When asked if she could think of any other organizations that commit to donating 100% of the profits to charity, Finnegans founder and Rambunctious Social Entrepreneur, Jacquie Berglund, cited Paul Newman’s company, Newman’s Own.
It’s true both businesses got brewing within a bottle – Newman’s contains salad dressing while Berglund’s contains beer – but each company also focuses on poverty and hunger relief.
With 100% of the profits going to provide food through community food shelves. Finnegans contributions also help buy fresh local produce (products which are often cost prohibitive and absent from most of these organization’s offerings.) In 2011, a partnership with the Emergency Food Shelf Network (EFSN), allowed Finnegans to help provide assistance in 26 Minnesota counties and expand partnerships with local farmers.
Last year, Finnegans donated over $46,000 to this cause. This year, Berglund wants to more than double the company’s donation goal to $100,000, and reach the hungry in North Dakota, South Dakota and Wisconsin, as well.
Named one of the 200 Minnesotans You Should Know by Twin Cities Business magazine, Berglund generously answered a few questions about her background and the business of turning beer into food:
Growing up, what did you think you wanted to be/do? I was super rambunctious. I wanted to be an actress; in a rock band; I was very theatrical; loved rock polishing; I was all over the board.
What did you learn from your mother? Your father?

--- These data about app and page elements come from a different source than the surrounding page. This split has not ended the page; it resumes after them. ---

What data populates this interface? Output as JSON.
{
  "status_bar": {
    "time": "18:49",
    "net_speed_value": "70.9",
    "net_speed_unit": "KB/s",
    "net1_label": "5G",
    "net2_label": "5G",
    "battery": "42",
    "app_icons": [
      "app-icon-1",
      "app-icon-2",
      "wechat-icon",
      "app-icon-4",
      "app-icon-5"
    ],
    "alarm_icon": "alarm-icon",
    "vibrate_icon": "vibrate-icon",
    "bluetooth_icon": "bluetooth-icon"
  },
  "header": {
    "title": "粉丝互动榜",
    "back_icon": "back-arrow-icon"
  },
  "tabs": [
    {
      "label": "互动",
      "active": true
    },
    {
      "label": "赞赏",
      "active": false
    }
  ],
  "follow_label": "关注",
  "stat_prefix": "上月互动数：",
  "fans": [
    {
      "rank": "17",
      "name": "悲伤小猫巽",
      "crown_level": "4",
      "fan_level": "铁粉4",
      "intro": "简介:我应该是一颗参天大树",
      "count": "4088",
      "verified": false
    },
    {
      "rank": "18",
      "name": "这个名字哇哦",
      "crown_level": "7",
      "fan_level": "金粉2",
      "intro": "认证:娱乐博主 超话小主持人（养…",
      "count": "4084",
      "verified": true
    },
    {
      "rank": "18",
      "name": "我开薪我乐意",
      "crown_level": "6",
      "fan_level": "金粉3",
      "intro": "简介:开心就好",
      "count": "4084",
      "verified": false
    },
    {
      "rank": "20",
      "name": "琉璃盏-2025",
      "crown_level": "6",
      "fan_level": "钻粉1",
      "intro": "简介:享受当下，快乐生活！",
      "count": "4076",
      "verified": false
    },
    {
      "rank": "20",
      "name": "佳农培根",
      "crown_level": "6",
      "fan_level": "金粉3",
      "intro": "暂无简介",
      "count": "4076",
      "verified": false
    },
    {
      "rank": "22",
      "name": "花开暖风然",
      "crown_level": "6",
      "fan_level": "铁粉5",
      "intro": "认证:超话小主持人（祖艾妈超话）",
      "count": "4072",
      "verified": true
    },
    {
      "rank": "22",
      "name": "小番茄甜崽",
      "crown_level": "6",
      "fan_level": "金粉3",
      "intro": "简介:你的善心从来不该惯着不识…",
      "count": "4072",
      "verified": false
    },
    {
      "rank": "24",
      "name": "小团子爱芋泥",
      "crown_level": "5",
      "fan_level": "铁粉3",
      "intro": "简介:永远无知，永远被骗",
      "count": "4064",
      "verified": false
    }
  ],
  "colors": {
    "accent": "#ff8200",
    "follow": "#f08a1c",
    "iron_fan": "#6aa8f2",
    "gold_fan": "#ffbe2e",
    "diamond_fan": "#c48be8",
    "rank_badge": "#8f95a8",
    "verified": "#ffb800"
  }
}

Both had a super hard work ethic, with full-time jobs and working opposite shifts (and my dad was also going to school). There was a lot of juggling, and they were on a mission to have their two daughters go to college. But specifically, my mother’s honesty. She cannot tell a lie; she says what she thinks. From my dad, I hope I inherited his humor, generosity of spirit and compassion.

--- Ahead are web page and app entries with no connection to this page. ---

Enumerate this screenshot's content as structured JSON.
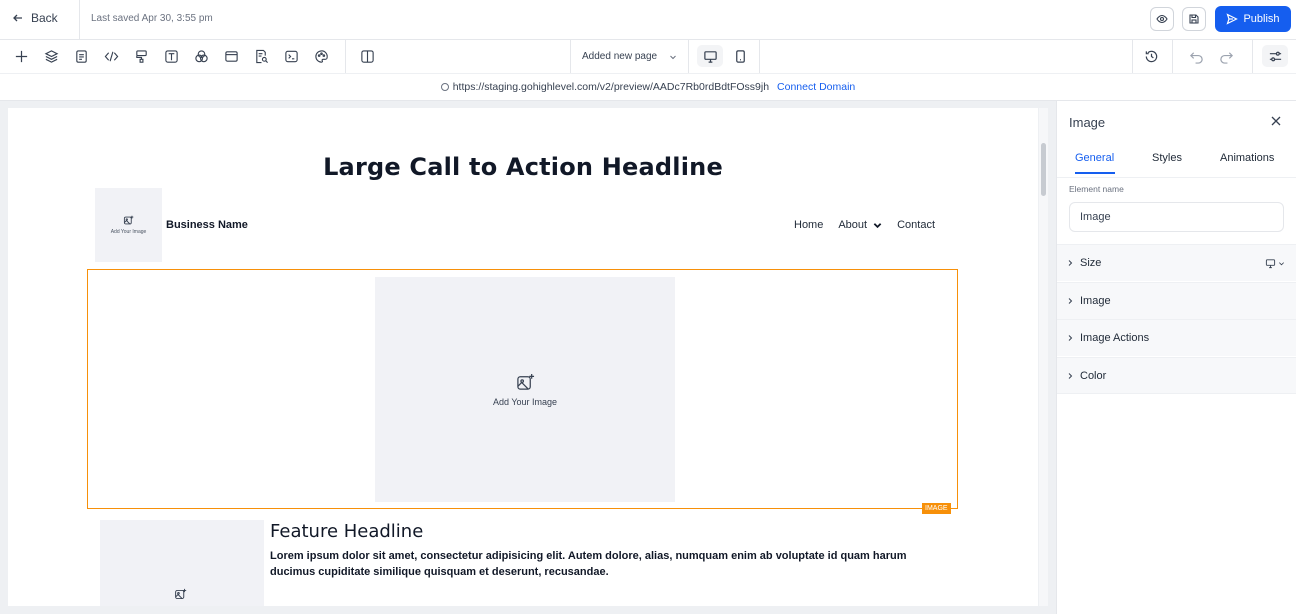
{
  "topbar": {
    "back_label": "Back",
    "last_saved": "Last saved Apr 30, 3:55 pm",
    "publish_label": "Publish"
  },
  "toolbar": {
    "page_select": "Added new page"
  },
  "urlbar": {
    "url": "https://staging.gohighlevel.com/v2/preview/AADc7Rb0rdBdtFOss9jh",
    "connect_domain": "Connect Domain"
  },
  "canvas": {
    "cta_headline": "Large Call to Action Headline",
    "logo_label": "Add Your Image",
    "business_name": "Business Name",
    "nav_links": [
      "Home",
      "About",
      "Contact"
    ],
    "image_placeholder_label": "Add Your Image",
    "image_tag": "IMAGE",
    "feature_headline": "Feature Headline",
    "feature_body": "Lorem ipsum dolor sit amet, consectetur adipisicing elit. Autem dolore, alias, numquam enim ab voluptate id quam harum ducimus cupiditate similique quisquam et deserunt, recusandae."
  },
  "panel": {
    "title": "Image",
    "tabs": [
      "General",
      "Styles",
      "Animations"
    ],
    "active_tab": "General",
    "element_name_label": "Element name",
    "element_name_value": "Image",
    "sections": [
      "Size",
      "Image",
      "Image Actions",
      "Color"
    ]
  },
  "colors": {
    "accent": "#155eef",
    "selection": "#f79009",
    "canvas_bg": "#eef0f3",
    "placeholder_bg": "#f1f2f6"
  }
}
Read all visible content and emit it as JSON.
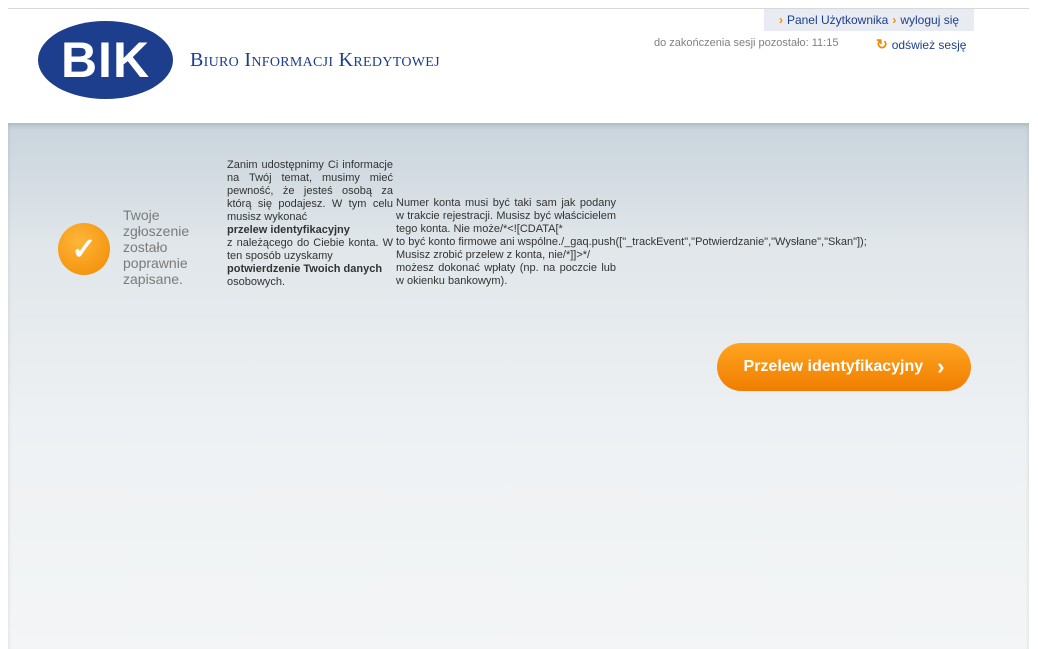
{
  "header": {
    "logo_text": "BIK",
    "company_name": "Biuro Informacji Kredytowej",
    "nav": {
      "panel_label": "Panel Użytkownika",
      "logout_label": "wyloguj się"
    },
    "session_text": "do zakończenia sesji pozostało: 11:15",
    "refresh_label": "odśwież sesję"
  },
  "main": {
    "status_text": "Twoje zgłoszenie zostało poprawnie zapisane.",
    "col1": {
      "p1": "Zanim udostępnimy Ci informacje na Twój temat, musimy mieć pewność, że jesteś osobą za którą się podajesz. W tym celu musisz wykonać",
      "b1": "przelew identyfikacyjny",
      "p2": "z należącego do Ciebie konta. W ten sposób uzyskamy",
      "b2": "potwierdzenie Twoich danych",
      "p3": "osobowych."
    },
    "col2": {
      "p1": "Numer konta musi być taki sam jak podany w trakcie rejestracji. Musisz być właścicielem tego konta. Nie może/*<![CDATA[*",
      "p2": "to być konto firmowe ani wspólne./_gaq.push([\"_trackEvent\",\"Potwierdzanie\",\"Wysłane\",\"Skan\"]);",
      "p3": "Musisz zrobić przelew z konta, nie/*]]>*/",
      "p4": "możesz dokonać wpłaty (np. na poczcie lub w okienku bankowym)."
    },
    "button_label": "Przelew identyfikacyjny"
  },
  "colors": {
    "brand_blue": "#1d3e8c",
    "accent_orange": "#f08a00"
  },
  "icons": {
    "check": "check-circle-icon",
    "chevron": "chevron-right-icon",
    "refresh": "refresh-icon"
  }
}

Who was your biggest or most influential role model?
Eleanor Roosevelt. She grew up privileged, yet had the drive and compassion to achieve a greater goal to better the lives of others. I totally and completely look up to the peacemakers and the people who walk to their own drum.
What are your big goals for Finnegans for 2012? It’s what I call “walking on the moon” – doubling our donation goal to $100,000 and using that money to purchase fresh produce in the state of Minnesota and food for food shelves in Wisconsin, and North and South Dakota – and we are absolutely on track! I’d also love to sell a ton of blonde ale to help us meet that goal.
It’s a little scary introducing a new beer; I really hope people enjoy the product.
Are there any unique challenges or advantages to having your business in Minnesota? I was born here and I love it! There is character in our culture; our state donates and volunteers more. Finnegans is heavily driven by volunteers and giving one’s time, energy and enthusiasm aligns with our mission.
Do you have any words of wisdom for the young social entrepreneur looking to start a business?
It’s great to get out there and do good, but you have to figure out the business model and it needs to be sustainable. You’ll work a billion hours every week, every year, so you have to be passionate about your social mission. When you’re not busy with Finnegans, what do you like to do for fun? I enjoy spending quality time with friends and family. I also enjoy the solitude with nature that I find at my little cabin in the Wisconsin woods.
Any big plans, personally, for 2012? I’m going to the Galapagos with the Prouty Project’s Stretch Expedition, where we’ll assist local Ecuadorians with environmental conservation and sustainable farming service projects. I’ll also be visiting all the regional farms involved in our program. I’m very excited about that, too.
What do you envision for Finnegans 40 to 50 years from now?
I hope we are giving away millions of dollars; that we have become a global influence in the social entrepreneur movement, and that we continue to inspire others to make a difference through business and profit.
Jeff Prouty is chairman and founder of the Prouty Project: Jeff founded the Prouty Project in 1987 after 7 years with PricewaterhouseCoopers in Minneapolis and New York City. He specialized in working with senior management teams and boards of directors on strategic planning and team issues.